Gordon King has towered since his middle school days in the Midwest.
He dwarfed foes while playing at Bella Vista High School in 1974, cast shadows at Stanford and loomed as a larger-than-life savior of a tackle for the New York Giants as a first-round pick in 1978.
King bounded into his first training camp with a shock of hair and a Fu Manchu mustache. His 6-foot-6, 275-pound frame enormous for that era prompted Giants fullback Larry Csonka to crack in '78: "It's good to have a lineman you can look straight in the belly button."
King can still change a light bulb without the benefit of a ladder, but he's 25 pounds lighter than his playing days. Less weight is easier on the joints, he explained, and he looks better in the shirt and tie he wears as a site manager for Jones Lang LaSalle, a globally known commercial real estate firm with a Sacramento office.
"The one thing I really wanted to do when I retired was to make sure I didn't blow up in weight," said King, who escaped his 10-year NFL career largely unscathed, injury-wise. "I was big for that time. If linemen were 300 pounds then, that was unusual, and if they're not 300 now, that's unusual."
King will be glued to the TV in his Roseville home for Sunday's 49ers-Giants NFC Championship Game, 30 years after starting at right tackle for the Giants in the first playoff encounter between these clubs. The 49ers prevailed 38-24 at Candlestick Park in the game that preceded "The Catch."
King was drafted well before ESPN's Mel Kiper Jr. dissected every ounce of every prospect and before the NFL combine examined minds and bodies. He was selected by Giants coach John McVay, who later became a 49ers executive.
"Gordie was quite a specimen, really impressive," McVay said from his Granite Bay home. "His coach at Stanford was Bill Walsh, who would give clinics to our offensive coaches. What we needed more than clinics was players, and that's why we drafted Gordie."
The '78 season included a 5-3 start that dissolved into a 6-10 disaster, the melting point coming on one of the most storied plays in NFL history. With the Giants up 17-12 against Philadelphia with seconds to play, offensive coordinator Bob Gibson insisted on a handoff to Csonka (McVay's headset wasn't working and he didn't hear the play call) instead of taking a knee.
Giants quarterback Joe Pisarcik fumbled the handoff, and Philadelphia's Herman Edwards raced in for a touchdown for a stunning 19-12 win in what is called "The Fumble" and "The Miracle at the Meadowlands."
Sidelined with torn ankle ligaments, King was so close to the play he could smell disaster.
"I was right about where Edwards was, watching the play unfold, and talk about a surreal moment," King said. "The noise, the boos that came raining down unbelievable. It was quite a scene in the locker room. Our players just wanted to fall on the ball, but "
The gaffe ushered in a new Giants era. Gibson was fired the next day with two games to go. He never coached football again. McVay's contract was not renewed.

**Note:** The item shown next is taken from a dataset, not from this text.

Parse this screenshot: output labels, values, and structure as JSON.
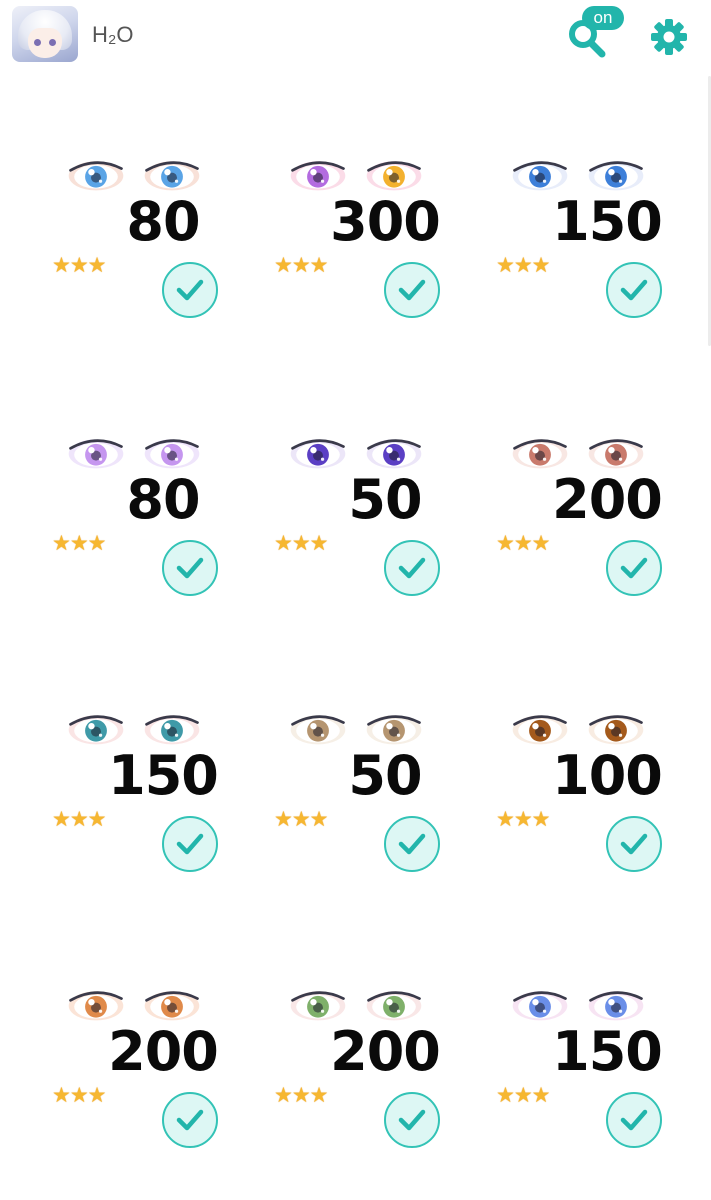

He ended up in the 49ers' front office and presided over five Super Bowl championship clubs. George Young was hired as general manager, and his drafts led to two Super Bowl title teams. King played his final two seasons with the Jets, 1986 and '87.

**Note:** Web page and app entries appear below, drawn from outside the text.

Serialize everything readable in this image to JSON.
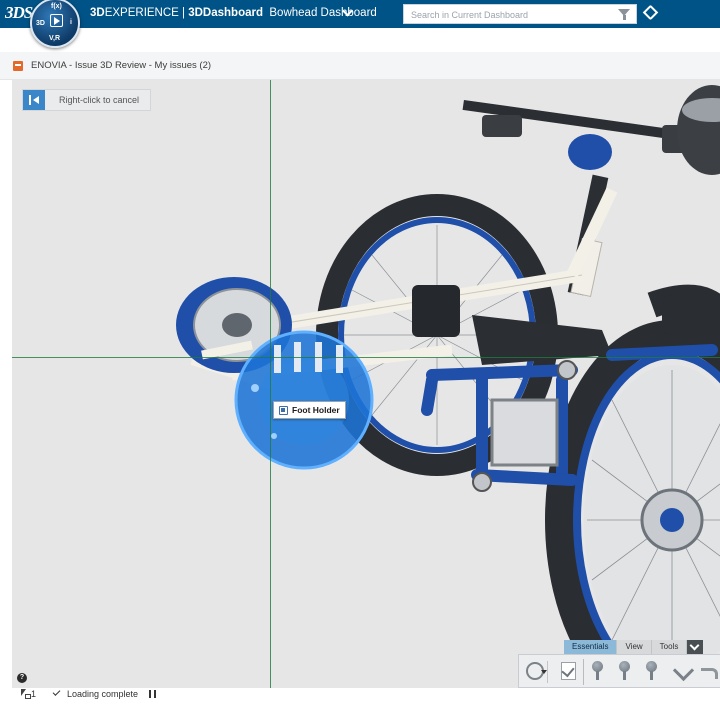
{
  "topbar": {
    "compass": {
      "quadrant_top": "f(x)",
      "quadrant_left": "3D",
      "quadrant_right": "i",
      "quadrant_bottom": "V,R",
      "icon": "compass-play-icon"
    },
    "brand_prefix": "3D",
    "brand_experience": "EXPERIENCE | ",
    "brand_app": "3DDashboard",
    "dashboard_name": "Bowhead Dashboard",
    "search_placeholder": "Search in Current Dashboard"
  },
  "widget": {
    "title": "ENOVIA - Issue 3D Review - My issues (2)"
  },
  "viewer": {
    "cancel_hint": "Right-click to cancel",
    "part_label": "Foot Holder",
    "accent_color": "#1e6fd0"
  },
  "actionbar": {
    "tabs": [
      {
        "label": "Essentials",
        "active": true
      },
      {
        "label": "View",
        "active": false
      },
      {
        "label": "Tools",
        "active": false
      }
    ]
  },
  "status": {
    "help": "?",
    "selection_count": "1",
    "loading_text": "Loading complete"
  },
  "colors": {
    "topbar": "#005386",
    "frame_blue": "#1f4fa8",
    "tire": "#2a2d31",
    "highlight": "#1e74d6"
  }
}
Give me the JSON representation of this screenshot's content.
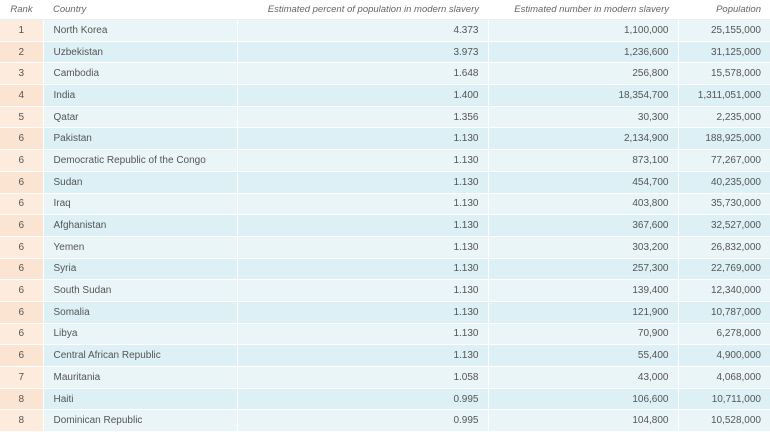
{
  "table": {
    "headers": {
      "rank": "Rank",
      "country": "Country",
      "percent": "Estimated percent of population in modern slavery",
      "number": "Estimated number in modern slavery",
      "population": "Population"
    },
    "rows": [
      {
        "rank": "1",
        "country": "North Korea",
        "percent": "4.373",
        "number": "1,100,000",
        "population": "25,155,000"
      },
      {
        "rank": "2",
        "country": "Uzbekistan",
        "percent": "3.973",
        "number": "1,236,600",
        "population": "31,125,000"
      },
      {
        "rank": "3",
        "country": "Cambodia",
        "percent": "1.648",
        "number": "256,800",
        "population": "15,578,000"
      },
      {
        "rank": "4",
        "country": "India",
        "percent": "1.400",
        "number": "18,354,700",
        "population": "1,311,051,000"
      },
      {
        "rank": "5",
        "country": "Qatar",
        "percent": "1.356",
        "number": "30,300",
        "population": "2,235,000"
      },
      {
        "rank": "6",
        "country": "Pakistan",
        "percent": "1.130",
        "number": "2,134,900",
        "population": "188,925,000"
      },
      {
        "rank": "6",
        "country": "Democratic Republic of the Congo",
        "percent": "1.130",
        "number": "873,100",
        "population": "77,267,000"
      },
      {
        "rank": "6",
        "country": "Sudan",
        "percent": "1.130",
        "number": "454,700",
        "population": "40,235,000"
      },
      {
        "rank": "6",
        "country": "Iraq",
        "percent": "1.130",
        "number": "403,800",
        "population": "35,730,000"
      },
      {
        "rank": "6",
        "country": "Afghanistan",
        "percent": "1.130",
        "number": "367,600",
        "population": "32,527,000"
      },
      {
        "rank": "6",
        "country": "Yemen",
        "percent": "1.130",
        "number": "303,200",
        "population": "26,832,000"
      },
      {
        "rank": "6",
        "country": "Syria",
        "percent": "1.130",
        "number": "257,300",
        "population": "22,769,000"
      },
      {
        "rank": "6",
        "country": "South Sudan",
        "percent": "1.130",
        "number": "139,400",
        "population": "12,340,000"
      },
      {
        "rank": "6",
        "country": "Somalia",
        "percent": "1.130",
        "number": "121,900",
        "population": "10,787,000"
      },
      {
        "rank": "6",
        "country": "Libya",
        "percent": "1.130",
        "number": "70,900",
        "population": "6,278,000"
      },
      {
        "rank": "6",
        "country": "Central African Republic",
        "percent": "1.130",
        "number": "55,400",
        "population": "4,900,000"
      },
      {
        "rank": "7",
        "country": "Mauritania",
        "percent": "1.058",
        "number": "43,000",
        "population": "4,068,000"
      },
      {
        "rank": "8",
        "country": "Haiti",
        "percent": "0.995",
        "number": "106,600",
        "population": "10,711,000"
      },
      {
        "rank": "8",
        "country": "Dominican Republic",
        "percent": "0.995",
        "number": "104,800",
        "population": "10,528,000"
      }
    ]
  },
  "colors": {
    "rank_cell_bg": "#fde9d9",
    "row_odd_bg": "#eaf5f8",
    "row_even_bg": "#dcf0f5",
    "text": "#555555"
  }
}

King and his wife, Susan, have been married for 32 years and had two sons graduate from Granite Bay. King said he still cherishes his high school days, especially Don Driscoll, Gordon Pistochini, Charlie Lee and Larry Fletcher.
"They were great coaches and mentors," King said. "They helped me with (college) recruiting, which is so different now. I could leave the house if I got tired of the recruiters calling. I was really fortunate that football afforded me a chance to go to Stanford. Looking back, I have a lot of good memories of football, great memories."
He doesn't slip on his old No. 72 jersey, but he does pull for the Giants and the Jets. "I don't pull for the Cowboys, ever," King said laughing.